Set down the complete data exactly as it appears below.
__________________________________________________
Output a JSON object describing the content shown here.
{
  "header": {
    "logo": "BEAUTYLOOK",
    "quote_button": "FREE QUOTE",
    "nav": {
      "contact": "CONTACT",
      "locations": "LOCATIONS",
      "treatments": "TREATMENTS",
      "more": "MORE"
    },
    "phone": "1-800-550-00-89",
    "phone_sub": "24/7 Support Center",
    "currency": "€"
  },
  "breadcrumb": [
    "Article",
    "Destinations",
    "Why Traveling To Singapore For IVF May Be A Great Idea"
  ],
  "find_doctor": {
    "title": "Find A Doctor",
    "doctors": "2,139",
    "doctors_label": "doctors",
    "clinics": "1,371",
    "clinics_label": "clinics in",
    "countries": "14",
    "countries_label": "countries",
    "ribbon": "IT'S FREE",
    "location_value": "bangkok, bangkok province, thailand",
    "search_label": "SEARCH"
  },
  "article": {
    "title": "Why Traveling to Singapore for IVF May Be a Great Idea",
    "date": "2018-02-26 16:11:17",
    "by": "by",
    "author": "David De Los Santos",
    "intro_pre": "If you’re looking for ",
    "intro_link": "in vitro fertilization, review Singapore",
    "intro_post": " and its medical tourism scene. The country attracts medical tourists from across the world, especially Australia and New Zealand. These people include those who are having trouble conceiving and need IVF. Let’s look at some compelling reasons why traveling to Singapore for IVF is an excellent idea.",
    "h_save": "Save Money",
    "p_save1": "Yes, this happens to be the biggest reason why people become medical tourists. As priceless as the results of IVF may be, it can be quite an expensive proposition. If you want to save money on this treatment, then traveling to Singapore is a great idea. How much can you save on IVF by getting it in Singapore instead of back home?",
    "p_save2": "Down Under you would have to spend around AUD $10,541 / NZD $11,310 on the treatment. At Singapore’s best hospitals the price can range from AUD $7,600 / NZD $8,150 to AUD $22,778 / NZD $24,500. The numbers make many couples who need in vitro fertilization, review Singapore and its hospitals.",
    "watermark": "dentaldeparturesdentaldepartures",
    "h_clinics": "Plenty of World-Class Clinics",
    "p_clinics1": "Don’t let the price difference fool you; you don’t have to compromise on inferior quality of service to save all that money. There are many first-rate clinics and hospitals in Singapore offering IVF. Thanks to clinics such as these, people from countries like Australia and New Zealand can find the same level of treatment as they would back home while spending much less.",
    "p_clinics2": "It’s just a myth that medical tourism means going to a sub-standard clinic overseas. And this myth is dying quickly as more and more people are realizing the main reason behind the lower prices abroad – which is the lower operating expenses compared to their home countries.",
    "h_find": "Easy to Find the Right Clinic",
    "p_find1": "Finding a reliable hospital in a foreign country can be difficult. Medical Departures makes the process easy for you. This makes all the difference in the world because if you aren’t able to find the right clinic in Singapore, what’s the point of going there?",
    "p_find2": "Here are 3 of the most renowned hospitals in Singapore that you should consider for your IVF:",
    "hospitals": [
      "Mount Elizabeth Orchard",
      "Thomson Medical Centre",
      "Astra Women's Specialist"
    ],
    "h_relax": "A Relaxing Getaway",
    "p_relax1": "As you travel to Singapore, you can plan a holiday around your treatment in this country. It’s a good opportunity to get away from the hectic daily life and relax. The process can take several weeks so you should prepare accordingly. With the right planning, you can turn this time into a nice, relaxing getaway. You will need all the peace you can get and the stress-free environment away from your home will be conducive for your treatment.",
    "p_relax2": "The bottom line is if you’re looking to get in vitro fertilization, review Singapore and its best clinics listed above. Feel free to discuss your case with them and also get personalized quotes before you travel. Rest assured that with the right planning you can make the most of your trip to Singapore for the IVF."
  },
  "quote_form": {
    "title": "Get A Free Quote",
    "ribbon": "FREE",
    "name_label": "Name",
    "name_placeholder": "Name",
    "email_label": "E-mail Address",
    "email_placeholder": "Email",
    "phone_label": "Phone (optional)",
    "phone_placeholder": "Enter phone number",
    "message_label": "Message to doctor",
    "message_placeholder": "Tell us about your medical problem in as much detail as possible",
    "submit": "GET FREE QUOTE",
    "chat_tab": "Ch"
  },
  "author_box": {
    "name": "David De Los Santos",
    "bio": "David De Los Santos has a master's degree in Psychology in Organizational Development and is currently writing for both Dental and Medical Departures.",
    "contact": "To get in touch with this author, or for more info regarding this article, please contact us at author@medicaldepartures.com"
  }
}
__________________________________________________
#### [Output of the exercise]
Output a JSON object describing the content shown here.
{
  "header": {
    "logo": "BEAUTYLOOK",
    "quote_button": "FREE QUOTE",
    "nav": {
      "contact": "CONTACT",
      "locations": "LOCATIONS",
      "treatments": "TREATMENTS",
      "more": "MORE"
    },
    "phone": "1-800-550-00-89",
    "phone_sub": "24/7 Support Center",
    "currency": "€"
  },
  "breadcrumb": [
    "Article",
    "Destinations",
    "Why Traveling To Singapore For IVF May Be A Great Idea"
  ],
  "find_doctor": {
    "title": "Find A Doctor",
    "doctors": "2,139",
    "doctors_label": "doctors",
    "clinics": "1,371",
    "clinics_label": "clinics in",
    "countries": "14",
    "countries_label": "countries",
    "ribbon": "IT'S FREE",
    "location_value": "bangkok, bangkok province, thailand",
    "search_label": "SEARCH"
  },
  "article": {
    "title": "Why Traveling to Singapore for IVF May Be a Great Idea",
    "date": "2018-02-26 16:11:17",
    "by": "by",
    "author": "David De Los Santos",
    "intro_pre": "If you’re looking for ",
    "intro_link": "in vitro fertilization, review Singapore",
    "intro_post": " and its medical tourism scene. The country attracts medical tourists from across the world, especially Australia and New Zealand. These people include those who are having trouble conceiving and need IVF. Let’s look at some compelling reasons why traveling to Singapore for IVF is an excellent idea.",
    "h_save": "Save Money",
    "p_save1": "Yes, this happens to be the biggest reason why people become medical tourists. As priceless as the results of IVF may be, it can be quite an expensive proposition. If you want to save money on this treatment, then traveling to Singapore is a great idea. How much can you save on IVF by getting it in Singapore instead of back home?",
    "p_save2": "Down Under you would have to spend around AUD $10,541 / NZD $11,310 on the treatment. At Singapore’s best hospitals the price can range from AUD $7,600 / NZD $8,150 to AUD $22,778 / NZD $24,500. The numbers make many couples who need in vitro fertilization, review Singapore and its hospitals.",
    "watermark": "dentaldeparturesdentaldepartures",
    "h_clinics": "Plenty of World-Class Clinics",
    "p_clinics1": "Don’t let the price difference fool you; you don’t have to compromise on inferior quality of service to save all that money. There are many first-rate clinics and hospitals in Singapore offering IVF. Thanks to clinics such as these, people from countries like Australia and New Zealand can find the same level of treatment as they would back home while spending much less.",
    "p_clinics2": "It’s just a myth that medical tourism means going to a sub-standard clinic overseas. And this myth is dying quickly as more and more people are realizing the main reason behind the lower prices abroad – which is the lower operating expenses compared to their home countries.",
    "h_find": "Easy to Find the Right Clinic",
    "p_find1": "Finding a reliable hospital in a foreign country can be difficult. Medical Departures makes the process easy for you. This makes all the difference in the world because if you aren’t able to find the right clinic in Singapore, what’s the point of going there?",
    "p_find2": "Here are 3 of the most renowned hospitals in Singapore that you should consider for your IVF:",
    "hospitals": [
      "Mount Elizabeth Orchard",
      "Thomson Medical Centre",
      "Astra Women's Specialist"
    ],
    "h_relax": "A Relaxing Getaway",
    "p_relax1": "As you travel to Singapore, you can plan a holiday around your treatment in this country. It’s a good opportunity to get away from the hectic daily life and relax. The process can take several weeks so you should prepare accordingly. With the right planning, you can turn this time into a nice, relaxing getaway. You will need all the peace you can get and the stress-free environment away from your home will be conducive for your treatment.",
    "p_relax2": "The bottom line is if you’re looking to get in vitro fertilization, review Singapore and its best clinics listed above. Feel free to discuss your case with them and also get personalized quotes before you travel. Rest assured that with the right planning you can make the most of your trip to Singapore for the IVF."
  },
  "quote_form": {
    "title": "Get A Free Quote",
    "ribbon": "FREE",
    "name_label": "Name",
    "name_placeholder": "Name",
    "email_label": "E-mail Address",
    "email_placeholder": "Email",
    "phone_label": "Phone (optional)",
    "phone_placeholder": "Enter phone number",
    "message_label": "Message to doctor",
    "message_placeholder": "Tell us about your medical problem in as much detail as possible",
    "submit": "GET FREE QUOTE",
    "chat_tab": "Ch"
  },
  "author_box": {
    "name": "David De Los Santos",
    "bio": "David De Los Santos has a master's degree in Psychology in Organizational Development and is currently writing for both Dental and Medical Departures.",
    "contact": "To get in touch with this author, or for more info regarding this article, please contact us at author@medicaldepartures.com"
  }
}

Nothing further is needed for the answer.